Assignment
From the entries below, count every line that contains the word "data". Please give the number and nothing else.

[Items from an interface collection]
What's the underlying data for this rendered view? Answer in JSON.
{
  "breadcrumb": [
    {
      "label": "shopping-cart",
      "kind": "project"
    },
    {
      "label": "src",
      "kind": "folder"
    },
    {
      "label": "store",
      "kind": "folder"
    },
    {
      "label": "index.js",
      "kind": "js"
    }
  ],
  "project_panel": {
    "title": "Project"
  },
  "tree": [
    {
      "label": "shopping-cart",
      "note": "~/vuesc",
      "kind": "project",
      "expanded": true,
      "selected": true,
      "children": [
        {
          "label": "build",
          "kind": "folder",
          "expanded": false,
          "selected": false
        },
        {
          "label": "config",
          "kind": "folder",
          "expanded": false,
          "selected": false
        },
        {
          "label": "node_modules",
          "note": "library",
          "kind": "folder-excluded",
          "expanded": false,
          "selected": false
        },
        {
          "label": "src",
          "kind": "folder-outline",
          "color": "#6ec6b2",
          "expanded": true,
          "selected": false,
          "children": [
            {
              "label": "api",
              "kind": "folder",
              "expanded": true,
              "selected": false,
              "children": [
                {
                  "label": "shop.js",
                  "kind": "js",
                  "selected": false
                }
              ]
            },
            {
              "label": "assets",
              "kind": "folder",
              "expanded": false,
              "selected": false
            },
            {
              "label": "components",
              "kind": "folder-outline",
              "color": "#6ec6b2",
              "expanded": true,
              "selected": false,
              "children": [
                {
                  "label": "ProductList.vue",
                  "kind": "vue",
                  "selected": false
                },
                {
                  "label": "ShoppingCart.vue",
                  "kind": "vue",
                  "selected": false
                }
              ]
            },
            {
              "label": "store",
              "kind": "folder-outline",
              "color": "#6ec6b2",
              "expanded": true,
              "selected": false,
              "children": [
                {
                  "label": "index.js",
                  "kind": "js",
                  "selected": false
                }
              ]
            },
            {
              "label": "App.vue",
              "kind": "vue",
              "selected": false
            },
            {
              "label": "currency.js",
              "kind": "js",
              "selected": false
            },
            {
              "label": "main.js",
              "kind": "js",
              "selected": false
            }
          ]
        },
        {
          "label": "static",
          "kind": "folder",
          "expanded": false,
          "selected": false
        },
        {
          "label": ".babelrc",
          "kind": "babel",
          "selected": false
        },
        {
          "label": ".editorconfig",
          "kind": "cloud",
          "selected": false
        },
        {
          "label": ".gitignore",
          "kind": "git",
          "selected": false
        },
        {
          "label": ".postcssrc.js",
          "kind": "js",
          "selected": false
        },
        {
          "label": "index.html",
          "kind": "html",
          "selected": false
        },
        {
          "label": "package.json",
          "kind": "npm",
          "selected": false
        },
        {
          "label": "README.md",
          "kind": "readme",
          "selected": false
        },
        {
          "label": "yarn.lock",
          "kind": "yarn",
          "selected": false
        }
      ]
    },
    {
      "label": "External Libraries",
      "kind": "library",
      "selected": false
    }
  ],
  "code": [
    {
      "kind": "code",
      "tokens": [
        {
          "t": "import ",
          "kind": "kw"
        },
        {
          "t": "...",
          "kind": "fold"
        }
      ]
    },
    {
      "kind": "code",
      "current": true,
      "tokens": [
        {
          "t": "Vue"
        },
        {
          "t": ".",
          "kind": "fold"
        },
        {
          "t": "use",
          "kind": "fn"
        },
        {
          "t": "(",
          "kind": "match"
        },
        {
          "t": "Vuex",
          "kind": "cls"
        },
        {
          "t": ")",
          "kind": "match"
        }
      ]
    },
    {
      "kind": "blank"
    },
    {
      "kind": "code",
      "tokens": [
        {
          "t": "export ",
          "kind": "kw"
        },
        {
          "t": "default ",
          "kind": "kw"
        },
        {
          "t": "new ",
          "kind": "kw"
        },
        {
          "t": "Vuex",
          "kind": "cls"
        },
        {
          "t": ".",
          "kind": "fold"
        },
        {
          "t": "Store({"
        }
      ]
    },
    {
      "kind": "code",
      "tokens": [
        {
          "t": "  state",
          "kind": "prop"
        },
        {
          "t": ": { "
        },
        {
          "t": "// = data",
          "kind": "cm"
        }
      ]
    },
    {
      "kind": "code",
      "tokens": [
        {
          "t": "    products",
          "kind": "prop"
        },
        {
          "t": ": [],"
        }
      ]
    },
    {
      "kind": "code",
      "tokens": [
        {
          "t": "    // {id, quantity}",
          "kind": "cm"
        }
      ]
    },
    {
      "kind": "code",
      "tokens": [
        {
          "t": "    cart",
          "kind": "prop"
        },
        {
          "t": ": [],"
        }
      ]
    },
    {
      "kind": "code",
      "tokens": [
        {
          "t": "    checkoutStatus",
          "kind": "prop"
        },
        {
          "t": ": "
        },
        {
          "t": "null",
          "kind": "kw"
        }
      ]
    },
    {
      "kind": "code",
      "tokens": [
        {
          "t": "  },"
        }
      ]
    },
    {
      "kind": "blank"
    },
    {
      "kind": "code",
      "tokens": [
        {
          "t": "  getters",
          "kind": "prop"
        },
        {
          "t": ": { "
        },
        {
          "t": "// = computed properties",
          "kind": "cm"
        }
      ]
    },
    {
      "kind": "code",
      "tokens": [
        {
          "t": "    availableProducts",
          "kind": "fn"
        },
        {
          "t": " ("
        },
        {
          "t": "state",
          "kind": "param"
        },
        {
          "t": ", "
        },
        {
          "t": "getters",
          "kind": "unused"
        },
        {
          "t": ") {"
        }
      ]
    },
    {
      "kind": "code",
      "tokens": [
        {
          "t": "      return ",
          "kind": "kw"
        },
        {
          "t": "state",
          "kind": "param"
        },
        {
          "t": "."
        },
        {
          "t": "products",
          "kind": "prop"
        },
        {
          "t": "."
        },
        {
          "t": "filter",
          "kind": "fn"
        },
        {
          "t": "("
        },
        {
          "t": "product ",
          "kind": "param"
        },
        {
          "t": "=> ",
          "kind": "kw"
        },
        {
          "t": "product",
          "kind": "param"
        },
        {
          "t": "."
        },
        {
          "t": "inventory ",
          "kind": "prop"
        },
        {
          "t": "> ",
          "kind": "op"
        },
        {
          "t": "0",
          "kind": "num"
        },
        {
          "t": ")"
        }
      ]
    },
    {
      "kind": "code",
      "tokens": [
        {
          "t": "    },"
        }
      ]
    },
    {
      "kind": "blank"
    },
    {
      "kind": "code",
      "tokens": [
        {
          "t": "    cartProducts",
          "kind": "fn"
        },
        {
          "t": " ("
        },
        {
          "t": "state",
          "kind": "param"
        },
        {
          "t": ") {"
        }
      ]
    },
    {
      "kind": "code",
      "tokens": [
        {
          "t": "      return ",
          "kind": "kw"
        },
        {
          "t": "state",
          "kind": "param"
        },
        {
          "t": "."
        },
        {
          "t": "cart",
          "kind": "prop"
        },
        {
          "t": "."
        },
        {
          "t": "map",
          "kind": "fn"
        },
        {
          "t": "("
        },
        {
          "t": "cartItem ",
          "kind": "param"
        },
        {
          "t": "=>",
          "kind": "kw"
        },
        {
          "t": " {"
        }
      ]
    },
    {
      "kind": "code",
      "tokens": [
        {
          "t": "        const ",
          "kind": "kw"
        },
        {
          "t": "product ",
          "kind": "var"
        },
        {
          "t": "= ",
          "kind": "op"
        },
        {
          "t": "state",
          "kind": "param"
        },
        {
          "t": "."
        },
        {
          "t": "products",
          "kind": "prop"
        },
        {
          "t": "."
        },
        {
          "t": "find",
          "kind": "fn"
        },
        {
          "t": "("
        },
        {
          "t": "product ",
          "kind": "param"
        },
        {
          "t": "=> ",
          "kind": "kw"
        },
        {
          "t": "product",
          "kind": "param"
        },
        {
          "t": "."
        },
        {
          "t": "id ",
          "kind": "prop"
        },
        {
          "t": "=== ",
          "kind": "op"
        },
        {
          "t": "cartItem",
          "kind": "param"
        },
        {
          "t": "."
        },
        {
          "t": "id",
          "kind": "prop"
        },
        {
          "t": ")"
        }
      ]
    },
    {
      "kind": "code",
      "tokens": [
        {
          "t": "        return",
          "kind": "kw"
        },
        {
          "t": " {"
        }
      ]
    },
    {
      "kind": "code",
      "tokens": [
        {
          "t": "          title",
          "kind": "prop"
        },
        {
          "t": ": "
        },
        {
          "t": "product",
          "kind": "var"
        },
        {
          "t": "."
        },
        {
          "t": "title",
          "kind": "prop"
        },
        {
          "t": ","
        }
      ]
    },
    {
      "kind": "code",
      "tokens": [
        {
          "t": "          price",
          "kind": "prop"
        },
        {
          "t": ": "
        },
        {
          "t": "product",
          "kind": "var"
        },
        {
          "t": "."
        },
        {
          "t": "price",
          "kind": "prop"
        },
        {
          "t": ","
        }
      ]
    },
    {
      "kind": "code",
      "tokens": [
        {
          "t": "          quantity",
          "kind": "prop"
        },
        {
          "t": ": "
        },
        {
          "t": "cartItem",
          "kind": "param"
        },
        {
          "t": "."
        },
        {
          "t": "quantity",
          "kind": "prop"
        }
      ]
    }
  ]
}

Result
2